While an entirely single player adventure, there is an optional multiplayer component. You can play as Julianna and invade other people’s games. This character has her own progression track, and you basically level up by performing feats (surviving, killing Cole, and so on), which earns you new guns and trinkets to use. Your arsenal is separate from Cole’s, but has many of the same weapons and items. It’s a fun little way to put an extra level of challenge on unsuspecting players – but you have to be prepared, as Cole does have three lives. The encounters are usually a bit messy, and competitive shooting doesn’t lend itself well to the game’s mechanics. Still, it can be a fun distraction. And fear not – you can turn off this mechanic or limit it to friends-only invasions.
Deathloop shares many gameplay similarities with Dishonored, as well as its Void Engine. This means that the performance on PC can be quite spotty. The game demands a hefty RX 580/GTX 1060 at minimum, and while it uses AMD’s FidelityFX Super Resolution, things can still look fairly low detail. The framerate holds steady, but there are some notable moments of stutter, especially when in firefights. There is a wealth of settings to tweak, but the general notion is that optimization has some room for improvement.
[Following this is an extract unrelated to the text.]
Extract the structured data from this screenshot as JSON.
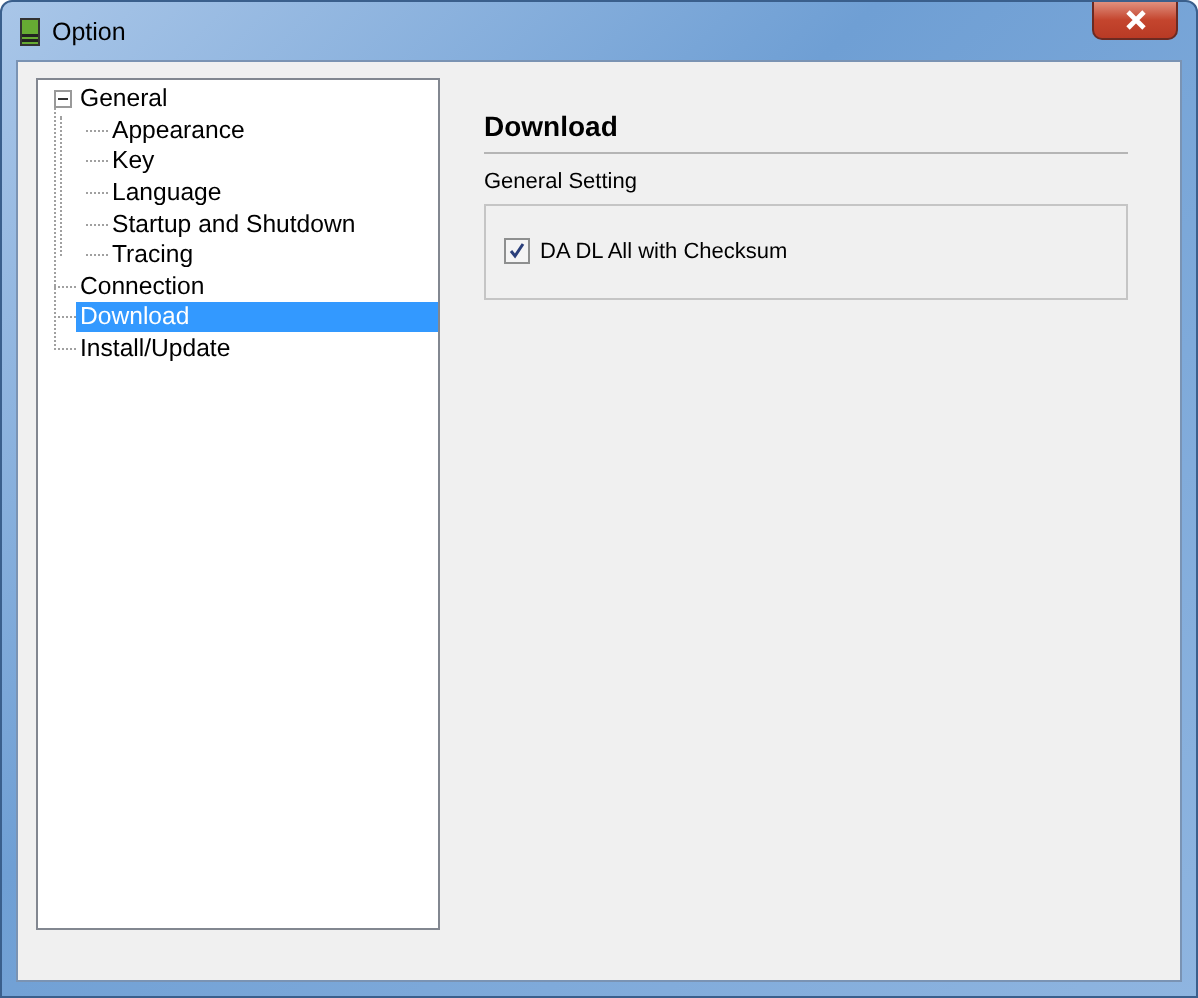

The title’s art does better, offering a strange 70’s vibe that’s combined with some technology in the form of sci-fi generators, turrets, and cameras – and the main structure that supposedly powers the time loop itself. Still, it’s a pleasant looking game with wildly dressed enemies and colorful storefronts and classy indoor settings. Audio design is also extremely detailed – you will hear enemy conversations, feel the pulse of a nearby trinket, and use cues to spot landmines. However, there are some issues with the mixing – it’s impossible to tell when an enemy is walking around above or below you, and also their voices often play directly into your ear as if you are right next to them. The lack of good spacial audio would have been a bigger problem, if not for the low difficulty.
Deathloop is an entertaining take on the time loop formula, and that actually had competition this year. The strong characters, led by Cole and Julianna, help keep this adventure moving along, as does the smart design that constantly helps you feel like you’re making progress. There is no sense of repetition or punishment, unless you choose to chase down all special ability upgrades, as you explore familiar yet constantly changing and varied levels. The mechanics quite similar to Dishonored, which means smooth and satisfying stealth, and while the action has been turned up, it’s not all that precise. The AI is a big disappointment, and on the whole the game can become quite easy early on. The art style is nice, but the PC performance can be shaky, and the sound mixing isn’t the best. Still, this is one time loop you’ll want to return to over and over, even if an abrupt ending awaits.